If influence exerted by donors was a contributing factor to the decision, it would appear to violate the library policy, applicable to staff and trustees, that states: “The acceptance by the Library of a donation from any donor does not signify Library support or acceptance of that donor’s personal views, nor does it grant the donor any rights or influence with respect to the Library’s collection, programming, or other operations.”
Also not addressed in Harmer’s statement, although the Journal asked, is which town and police officials specifically were consulted in advance of the decision to postpone the speech.
And, though asked, he did not say whether the decision was made “in response to a specific threat, or as a way to avoid unspecified disruptions or demonstrations?”
United Nations Association reacts
Asked to comment on the controversy, Bill Hass, the president of the United Nations Association of Southwestern Connecticut, which with the library had arranged for Albanai’s speech, said in a statement:

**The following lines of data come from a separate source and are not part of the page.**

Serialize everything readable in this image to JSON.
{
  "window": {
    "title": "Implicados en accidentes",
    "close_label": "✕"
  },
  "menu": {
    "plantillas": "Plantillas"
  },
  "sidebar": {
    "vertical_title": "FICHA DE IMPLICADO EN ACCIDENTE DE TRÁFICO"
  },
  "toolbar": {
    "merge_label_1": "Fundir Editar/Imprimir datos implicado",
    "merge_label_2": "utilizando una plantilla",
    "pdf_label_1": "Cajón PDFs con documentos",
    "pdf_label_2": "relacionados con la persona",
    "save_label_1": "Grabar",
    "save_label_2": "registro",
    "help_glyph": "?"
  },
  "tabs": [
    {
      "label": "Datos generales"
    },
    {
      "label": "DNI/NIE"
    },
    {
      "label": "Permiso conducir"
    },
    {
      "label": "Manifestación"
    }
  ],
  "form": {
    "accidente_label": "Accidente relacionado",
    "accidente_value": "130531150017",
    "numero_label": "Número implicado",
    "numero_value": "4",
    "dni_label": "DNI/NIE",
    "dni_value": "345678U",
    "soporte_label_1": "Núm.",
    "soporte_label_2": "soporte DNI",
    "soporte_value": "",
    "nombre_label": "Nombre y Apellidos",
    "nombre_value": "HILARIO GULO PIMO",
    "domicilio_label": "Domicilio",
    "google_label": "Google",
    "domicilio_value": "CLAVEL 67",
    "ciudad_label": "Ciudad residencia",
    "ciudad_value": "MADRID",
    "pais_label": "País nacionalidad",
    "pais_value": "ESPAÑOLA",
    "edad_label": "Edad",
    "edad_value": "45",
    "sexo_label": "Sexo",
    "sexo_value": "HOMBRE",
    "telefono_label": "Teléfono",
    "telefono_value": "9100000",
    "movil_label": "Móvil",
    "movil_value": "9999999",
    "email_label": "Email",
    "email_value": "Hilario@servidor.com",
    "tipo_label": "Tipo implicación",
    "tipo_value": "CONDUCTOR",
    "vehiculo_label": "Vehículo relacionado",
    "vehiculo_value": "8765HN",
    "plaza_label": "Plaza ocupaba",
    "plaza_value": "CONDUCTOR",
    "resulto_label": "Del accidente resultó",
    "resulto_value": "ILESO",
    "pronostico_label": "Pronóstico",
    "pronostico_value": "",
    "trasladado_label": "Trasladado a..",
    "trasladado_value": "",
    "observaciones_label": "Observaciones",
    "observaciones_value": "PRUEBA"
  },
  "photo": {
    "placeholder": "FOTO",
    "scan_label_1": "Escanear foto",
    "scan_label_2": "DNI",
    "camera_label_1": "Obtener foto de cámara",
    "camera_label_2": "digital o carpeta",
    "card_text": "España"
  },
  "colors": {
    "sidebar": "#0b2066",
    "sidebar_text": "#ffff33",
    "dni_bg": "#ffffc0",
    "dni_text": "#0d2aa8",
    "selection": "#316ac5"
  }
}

“I regret the decision taken by the library last week to postpone our joint event featuring the Ambassador of Kuwait to the United Nations, as many in our community were looking forward to hearing his message on the role of creative diplomacy in addressing global problems.
”At the same time, I do not believe this decision was taken lightly. Strong emotions have been generated in the wake of the Hamas attack on Israel, the war underway in Gaza and the danger of a widening conflict. I am confident that, subject to the availability of the Ambassador, the library will join us in rescheduling this event once tensions have eased.”
Hass added that he is hopeful about rescheduling the ambassador’s speech, although he admitted that is unlikely to happen any time in the immediate future.
A different controversy handled differently
The Westport Library’s response to the planned speech by Ambassador Tareq M.A.M. Albanai contrasts when, in 2015, it invited a writer — targeted by Middle East extremists — to speak at the annual Malloy Lecture in the Arts.
The program, featuring Salman Rushdie, who was under a fatwa, or death edict, from the religious leader of Iran, went forward despite concerns about safety after it was moved to Staples High School to accommodate a crowd of about 1,000 people registered to attend, according to press accounts at the time.
Rushdie’s novel, “The Satanic Verses,” prompted Ayatollah Ruhollah Khomeini to issue the fatwa because he and other Muslims considered it to be blasphemous.
Some parents told school officials they felt Rushdie’s appearance would jeopardize the safety of Staples and its students as a result of backlash from terrorists.
But then-Supt. of Schools Elliot Landon stood by the decision to host Rushdie at the high school.
However, security for Rushdie’s appearance at Staples was tight, with police officers stationed in the auditorium, around the school’s perimeter and on the roof, according to reports by the former news website, WestportNow. Others patrolled the premises with bomb-sniffing dogs.
The program, nonetheless, went forward without incident.
Acknowledging the complaints prompted by his appearance, Rushdie “took the opportunity to assail all types of censorship due to ‘a series of traps because of sensitivity,’ ” according to a report by the former news website, WestportNow.
The writer earlier in the day met with a group of Staples advanced placement English literature students, and after his speech, he autographed books for lecture attendees.
Last year, however, an appearance by Rushdie did not proceed as smoothly. He was attacked and seriously injured as he prepared to give a lecture in Chautauqua, N.Y., by a 24-year-old man who later told the New York Post he stabbed the writer because he considers the writer’s beliefs an attack on Islam.
Source : Wesport Juornal